WHAT do we do and WHERE?

Luna delivers training in collaboration with local partner organisations all around the world, and our model has proved to be hugely successful. We have provided CATT training in Rwanda, Uganda, South Africa, Tanzania and Malaysia, and with those supporting children in the Syrian refugee camps in Turkey, Jordan and Lebanon.  In addition, we have held training in the UK  for mental health professionals from Pakistan and Nigeria.

Outcomes and Impact:

  • The consequences of traumatic experiences and the symptoms of PTSD can be overwhelming for children. Without effective treatment and support, they may be unable to live a normal life. So Luna’s training helps to improve the life opportunities for children and young people affected by conflict and trauma all over the world……

SYRIA

syria3syria1

Since the beginning of the national uprising in 2011, conflict in Syria has escalated and nearly half a million people have lost their lives, including over 50,000 children.

More than half of Syria’s population have fled their homes. About 5.1 million Syrians are refugees who’ve left the country across borders to Egypt, Turkey, Lebanon, Jordan and Iraq, and 6.3 million are internally displaced within Syria

Of those displaced, half are children. These children are at risk of becoming malnourished, physically sick, abused, or exploited, and are extremely likely to have experienced trauma.  Many have been out of education for many years, and are being called a ‘lost generation’.

The number of refugees created by the Syrian conflict shows no sign of slowing down.

JORDAN, in partnership with the SYRIAN AMERICAN MEDICAL SOCIETY

In February 2016, we delivered a level 2 course in Jordan, home to over half a million Syrian refugees. Here we worked with the Syrian American Medical Society at its mental health centre in Irbid. We successfully trained 16 people from a variety of organisations, many working in the refugee camps located in the north of Jordan. We were delighted that one of the psychologists trained in Turkey in 2014 was able to join the training to tell everyone about his experience of using CATT successfully with children in Amman.

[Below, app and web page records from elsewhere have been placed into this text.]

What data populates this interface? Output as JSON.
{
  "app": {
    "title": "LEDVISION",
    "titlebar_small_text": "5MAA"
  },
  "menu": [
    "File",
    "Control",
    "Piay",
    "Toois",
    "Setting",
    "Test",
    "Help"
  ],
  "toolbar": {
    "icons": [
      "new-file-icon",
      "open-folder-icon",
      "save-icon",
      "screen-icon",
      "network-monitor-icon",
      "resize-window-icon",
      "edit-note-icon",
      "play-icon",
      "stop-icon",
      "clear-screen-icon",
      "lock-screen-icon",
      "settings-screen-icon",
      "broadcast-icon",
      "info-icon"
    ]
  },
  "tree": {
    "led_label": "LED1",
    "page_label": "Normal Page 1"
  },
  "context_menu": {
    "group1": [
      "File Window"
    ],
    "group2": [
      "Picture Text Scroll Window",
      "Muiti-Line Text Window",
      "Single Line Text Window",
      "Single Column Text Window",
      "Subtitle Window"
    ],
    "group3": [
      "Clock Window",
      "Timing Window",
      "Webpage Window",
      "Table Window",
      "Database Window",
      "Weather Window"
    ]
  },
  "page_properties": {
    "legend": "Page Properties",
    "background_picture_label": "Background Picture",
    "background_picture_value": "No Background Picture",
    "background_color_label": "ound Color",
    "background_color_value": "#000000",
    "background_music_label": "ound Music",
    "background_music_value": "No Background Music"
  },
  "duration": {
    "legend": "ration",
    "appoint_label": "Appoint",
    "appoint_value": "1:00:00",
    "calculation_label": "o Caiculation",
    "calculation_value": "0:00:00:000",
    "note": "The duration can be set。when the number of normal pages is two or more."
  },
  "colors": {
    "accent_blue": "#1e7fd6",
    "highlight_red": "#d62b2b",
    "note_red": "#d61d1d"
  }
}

[/accordion-item]

[/accordion]

TANZANIA

Tanzanian children

75% of children are victims of physical violence

Almost 1/3 of girls aged 13-24 experience at least one incident of   sexual violence before the age of 18

According to WHO, acts of violence cause more death and disability than cancer, malaria, traffic accidents and wars combined

72% of girls have experienced some form of physical violence in their childhood 

Statistics show that violence prompts an increase in the number of street children

 25% of girls are subjected to emotional abuse before the age of 18

PAKISTAN

(http://www.telegraph.co.uk/news/picturegalleries/worldnews/11296809/Peshawar-school-attacked-by-Taliban-in-Pakistan-in-pictures.html?frame=3143311)

(http://www.telegraph.co.uk/news/picturegalleries/worldnews/11296809/Peshawar-school-attacked-by-Taliban-in-Pakistan-in-pictures.html?frame=3143311)

Everyone has now heard of Malala Yousafzai and the challenges faced by girls in obtaining education in the Swat Valley in northwest Pakistan

The attack on the school in Peshawar in December 2014 killed 132 schoolchildren aged 8 to 18

As a result of the Peshawar attack it has been estimated that two-thirds of the population of this city are now suffering from trauma

 

 

 

 

SOUTH AFRICA

South Africa

South Africa is the second most unequal country in the world in terms of income distribution

In South Africa, 11.9 million children (64% of all children) live in income poverty

Nearly a quarter of children in South Africa do not live with their parents

Over 56,500 children were reported to be victims of violent crime in 2009/10, yet many more crimes remain unreported.

Though prohibited by law, nearly 1 in 5 children experience corporal punishment at school. 1 in 3 parents use severe corporal punishment in the form of beatings

UGANDA

Uganda has experienced almost continuous conflict since independence, through the regime of Idi Amin until the mid 1980s, when President Museveni came to power

People in the north especially are still living with the consequences of frequent attacks by the Lord’s Resistance Army which only ceased in 2006

Uganda is now the centre of the world’s fastest growing refugee crisis.  In the past 12 months the central African nation has taken in around 1.3 million people — more than Greece, Turkey or any other country in the world at the height of last year’s crisis in Europe.

Every day around 2,000 people stream across Uganda’s borders fleeing famine, drought and violence in neighbouring countries, including 800,000 from South Sudan .